▶ _PROBLEM REQUIREMENTS_
Across the records, how many lines contain "title"? Answer with the number alone.

────

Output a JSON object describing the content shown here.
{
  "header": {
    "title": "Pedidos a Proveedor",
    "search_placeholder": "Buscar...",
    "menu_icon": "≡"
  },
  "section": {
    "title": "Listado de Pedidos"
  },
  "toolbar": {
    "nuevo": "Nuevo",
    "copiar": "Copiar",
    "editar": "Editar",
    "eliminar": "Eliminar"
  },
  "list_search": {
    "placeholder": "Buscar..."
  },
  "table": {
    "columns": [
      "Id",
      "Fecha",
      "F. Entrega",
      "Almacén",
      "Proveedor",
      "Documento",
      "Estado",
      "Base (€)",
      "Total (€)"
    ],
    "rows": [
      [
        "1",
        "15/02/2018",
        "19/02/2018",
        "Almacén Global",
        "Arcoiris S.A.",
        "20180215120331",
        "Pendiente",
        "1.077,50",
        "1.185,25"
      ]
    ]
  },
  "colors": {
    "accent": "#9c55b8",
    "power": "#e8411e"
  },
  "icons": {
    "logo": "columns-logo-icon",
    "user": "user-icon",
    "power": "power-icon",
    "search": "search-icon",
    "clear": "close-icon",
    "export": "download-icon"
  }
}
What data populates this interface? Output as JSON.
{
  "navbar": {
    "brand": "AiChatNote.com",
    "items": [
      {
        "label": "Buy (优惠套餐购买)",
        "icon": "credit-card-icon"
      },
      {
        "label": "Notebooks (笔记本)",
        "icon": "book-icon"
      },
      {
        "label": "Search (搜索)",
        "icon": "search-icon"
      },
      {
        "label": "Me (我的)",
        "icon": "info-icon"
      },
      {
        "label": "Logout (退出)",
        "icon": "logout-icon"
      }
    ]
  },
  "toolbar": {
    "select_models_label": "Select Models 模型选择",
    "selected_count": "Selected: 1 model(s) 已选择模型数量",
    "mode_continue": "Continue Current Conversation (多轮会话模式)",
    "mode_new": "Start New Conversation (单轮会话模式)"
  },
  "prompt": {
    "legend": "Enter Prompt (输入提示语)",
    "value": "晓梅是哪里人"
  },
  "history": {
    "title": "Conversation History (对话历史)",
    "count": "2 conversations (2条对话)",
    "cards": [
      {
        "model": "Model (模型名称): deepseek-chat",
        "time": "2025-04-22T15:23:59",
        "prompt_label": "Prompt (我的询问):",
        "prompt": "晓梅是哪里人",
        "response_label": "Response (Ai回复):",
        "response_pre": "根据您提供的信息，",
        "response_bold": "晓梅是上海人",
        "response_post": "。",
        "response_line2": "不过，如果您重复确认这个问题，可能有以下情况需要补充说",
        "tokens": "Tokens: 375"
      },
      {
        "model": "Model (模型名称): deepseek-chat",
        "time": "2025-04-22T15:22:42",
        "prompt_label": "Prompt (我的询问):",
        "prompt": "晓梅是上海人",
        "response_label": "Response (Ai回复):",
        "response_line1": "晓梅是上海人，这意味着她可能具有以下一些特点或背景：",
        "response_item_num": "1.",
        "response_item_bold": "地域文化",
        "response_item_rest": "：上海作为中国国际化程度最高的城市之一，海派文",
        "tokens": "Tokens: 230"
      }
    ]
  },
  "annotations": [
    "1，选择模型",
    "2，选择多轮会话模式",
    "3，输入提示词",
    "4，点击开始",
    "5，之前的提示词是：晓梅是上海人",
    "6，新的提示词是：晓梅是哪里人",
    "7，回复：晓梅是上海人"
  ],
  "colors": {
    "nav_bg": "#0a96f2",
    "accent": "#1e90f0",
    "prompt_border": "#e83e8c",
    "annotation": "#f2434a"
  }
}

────

▶ _REPLY_
3